ax = axes.ravel()for idx, (blobs, color, title) in enumerate(sequence):

ax[idx].set_title(title)

ax[idx].imshow(im_bw, interpolation='nearest')

for blob in blobs:

y, x, r = blob

c = plt.Circle((x, y), r, color=color, linewidth=2, fill=False)

ax[idx].add_patch(c)

ax[idx].set_axis_off()plt.tight_layout()

plt.show()

From left to right, it can be observed that the detection of the objects becomes more sensitive. As for LoG, it clumps different objects into one detection at some circumstances.

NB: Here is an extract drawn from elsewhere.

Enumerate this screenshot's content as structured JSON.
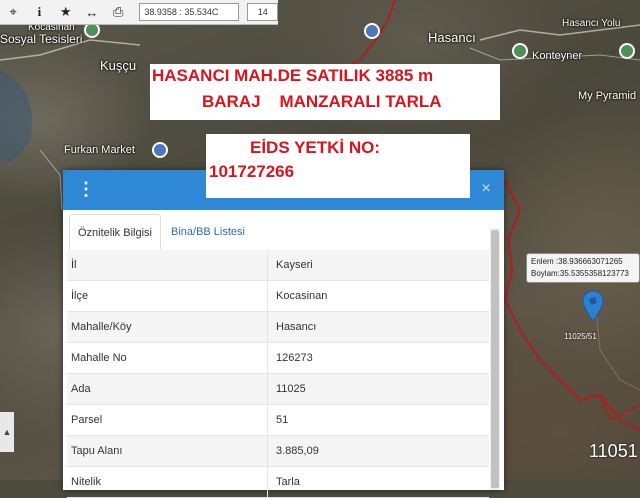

While for DoG and DoH, it is the opposite, detection is way more granular more specifically for DoH. Objects that are suppoesed to be detected only once, got detected multiple times.

While we are successful in implementing blob detection to a certain image, in real-life for most of the time, we are not only concerned of blobs that are circular in nature like what is performed above.

**Connected Components**

Instead, we take a look at connected components as the focal point of interest in the analysis. An evident drawback of this approach is that it is heavily reliant on how clean the data is. Hence, the application of tweaking color spaces and the morphological operations would do the trick. See previous article about morphological operations if you’re new to that term.

Let’s go back to our image.

Before we can use the label and region_properties function of skimage of our connected components, thorough image cleaning must be performed first. Below are user-defined functions to do this:

def multi_dil(im,num):

for i in range(num):

im = dilation(im)

return imdef multi_ero(im,num):

for i in range(num):

im = erosion(im)

return im

We use this chain operation to clean the image:

`im_cleaned = multi_ero(multi_dil(im_bw,5),5)`

imshow(im_cleaned)

Now that this is relatively clean, let us get the labels and properties of this image!

`label_im = label(im_cleaned)`

imshow(label_im)

*Note: There are connected candies (meaning they will be considered as a single object). Hence, they will have the same label. Morphological operations must be performed to separate the images. However, please note that you will be affecting other objects (meaning you will removing/adding information). So, be creative!*

There are a lot of features that can be extracted from this labelled image. To mention a few we have:

Now, let’s use regionprops and look at the following properties:

- area
- perimeter
- bbox — bounding box dimensions
- bbox_area — area of bounding box
- centroid — coordinate of centroid
- convex_image — convex hull of the blob
- convex_area — area of the convex hull
- eccentricity — measure how it fits into an ellipse (0) for circles (how elongated is your object)
- major_axis_length — length of the major moment of the ellipse fitted
- minor_axis_length — length of the minor moment of the ellipse fitted

Let us try to take the area of the first candy:

`props=regionprops(label_im)`

props[0].area #area (zero) 0th object in the image

*Output: 4453*

How about bounding box coordinate of the 5th candy?

`props[5].bbox #bounding box of 5th image`

*Output: (118, 473, 209, 521)*

There are plenty more that can be done using the label and region_props functions. Have an in-depth understanding on this topic for it will come in handy on the more advanced topics in image processing.

Alas! You now know how to detect blobs and obtain image properties of connected components using skimage functions. Stay tuned for the next article on image segmentation! That would be a treat. So, see you next time.